How to complete this task: Please count the lines of the data that contain "yarın" and state only the total.
:::::
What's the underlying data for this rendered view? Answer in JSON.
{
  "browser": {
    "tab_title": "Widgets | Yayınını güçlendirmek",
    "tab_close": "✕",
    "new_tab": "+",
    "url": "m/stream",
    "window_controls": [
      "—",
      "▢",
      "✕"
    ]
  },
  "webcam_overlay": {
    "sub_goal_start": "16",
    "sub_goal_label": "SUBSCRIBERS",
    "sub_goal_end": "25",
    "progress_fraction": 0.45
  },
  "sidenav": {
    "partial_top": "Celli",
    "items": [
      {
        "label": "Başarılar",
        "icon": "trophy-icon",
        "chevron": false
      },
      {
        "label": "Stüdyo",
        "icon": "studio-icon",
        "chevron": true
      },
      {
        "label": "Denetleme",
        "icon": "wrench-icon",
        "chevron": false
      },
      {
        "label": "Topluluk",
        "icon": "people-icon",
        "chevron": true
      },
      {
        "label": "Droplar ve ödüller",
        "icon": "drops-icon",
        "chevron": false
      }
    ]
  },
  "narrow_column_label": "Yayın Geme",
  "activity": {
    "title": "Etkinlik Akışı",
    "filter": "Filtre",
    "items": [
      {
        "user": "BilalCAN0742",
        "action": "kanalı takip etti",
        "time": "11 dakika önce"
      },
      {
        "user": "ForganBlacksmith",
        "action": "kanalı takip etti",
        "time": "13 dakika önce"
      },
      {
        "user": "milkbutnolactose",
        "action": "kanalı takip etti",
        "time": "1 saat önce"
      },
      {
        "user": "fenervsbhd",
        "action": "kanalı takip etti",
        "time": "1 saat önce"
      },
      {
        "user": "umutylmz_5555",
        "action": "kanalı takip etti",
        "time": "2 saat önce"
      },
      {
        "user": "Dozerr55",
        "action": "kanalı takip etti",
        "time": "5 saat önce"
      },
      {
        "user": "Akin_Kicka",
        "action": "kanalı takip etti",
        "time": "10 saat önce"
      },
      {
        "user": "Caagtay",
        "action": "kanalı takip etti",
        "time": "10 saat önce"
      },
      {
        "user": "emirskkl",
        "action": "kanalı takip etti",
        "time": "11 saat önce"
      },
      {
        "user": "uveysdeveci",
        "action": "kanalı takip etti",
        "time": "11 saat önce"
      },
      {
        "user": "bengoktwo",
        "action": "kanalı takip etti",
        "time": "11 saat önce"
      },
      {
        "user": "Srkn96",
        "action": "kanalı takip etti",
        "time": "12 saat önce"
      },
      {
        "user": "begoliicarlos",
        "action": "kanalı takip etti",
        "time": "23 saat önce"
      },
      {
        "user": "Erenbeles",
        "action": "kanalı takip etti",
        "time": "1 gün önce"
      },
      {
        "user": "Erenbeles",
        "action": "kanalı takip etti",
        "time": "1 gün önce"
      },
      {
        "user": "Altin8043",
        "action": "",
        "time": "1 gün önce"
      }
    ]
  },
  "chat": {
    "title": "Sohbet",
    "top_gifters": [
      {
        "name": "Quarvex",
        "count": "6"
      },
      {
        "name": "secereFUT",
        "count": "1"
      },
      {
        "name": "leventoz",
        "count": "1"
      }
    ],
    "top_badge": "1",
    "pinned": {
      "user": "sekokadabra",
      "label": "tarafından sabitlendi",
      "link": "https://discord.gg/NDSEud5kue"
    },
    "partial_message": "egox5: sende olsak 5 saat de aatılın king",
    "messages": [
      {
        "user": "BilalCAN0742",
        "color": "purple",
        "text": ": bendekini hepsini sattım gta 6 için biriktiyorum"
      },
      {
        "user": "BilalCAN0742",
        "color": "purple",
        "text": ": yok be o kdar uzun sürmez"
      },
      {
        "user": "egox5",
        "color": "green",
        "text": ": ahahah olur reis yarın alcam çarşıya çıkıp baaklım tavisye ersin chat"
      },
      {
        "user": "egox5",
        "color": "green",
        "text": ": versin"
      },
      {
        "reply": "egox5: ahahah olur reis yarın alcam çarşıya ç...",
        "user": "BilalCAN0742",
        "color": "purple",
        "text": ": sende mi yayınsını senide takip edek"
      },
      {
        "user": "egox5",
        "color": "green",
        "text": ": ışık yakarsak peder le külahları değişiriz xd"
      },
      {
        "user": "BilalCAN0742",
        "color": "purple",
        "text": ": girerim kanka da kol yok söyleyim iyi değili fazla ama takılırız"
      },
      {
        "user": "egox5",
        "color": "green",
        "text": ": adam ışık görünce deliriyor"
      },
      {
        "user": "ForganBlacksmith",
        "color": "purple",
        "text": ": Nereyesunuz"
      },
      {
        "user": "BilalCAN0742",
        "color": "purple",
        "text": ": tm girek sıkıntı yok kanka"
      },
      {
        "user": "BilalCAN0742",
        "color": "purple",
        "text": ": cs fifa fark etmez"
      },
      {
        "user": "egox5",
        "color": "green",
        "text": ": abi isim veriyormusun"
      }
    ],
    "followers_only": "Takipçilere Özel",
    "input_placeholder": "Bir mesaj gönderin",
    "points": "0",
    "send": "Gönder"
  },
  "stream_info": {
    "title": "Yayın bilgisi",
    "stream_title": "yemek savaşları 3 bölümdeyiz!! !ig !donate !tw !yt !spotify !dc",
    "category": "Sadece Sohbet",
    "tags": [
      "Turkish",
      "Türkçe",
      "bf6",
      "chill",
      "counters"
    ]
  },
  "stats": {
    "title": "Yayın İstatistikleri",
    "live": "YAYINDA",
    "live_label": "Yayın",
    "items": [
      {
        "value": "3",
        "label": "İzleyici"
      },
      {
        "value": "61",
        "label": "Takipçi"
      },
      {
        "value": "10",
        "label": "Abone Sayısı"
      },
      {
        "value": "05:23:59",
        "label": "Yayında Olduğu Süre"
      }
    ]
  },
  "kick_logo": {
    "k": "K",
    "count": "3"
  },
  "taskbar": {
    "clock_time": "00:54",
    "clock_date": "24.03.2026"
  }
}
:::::
Response below: 2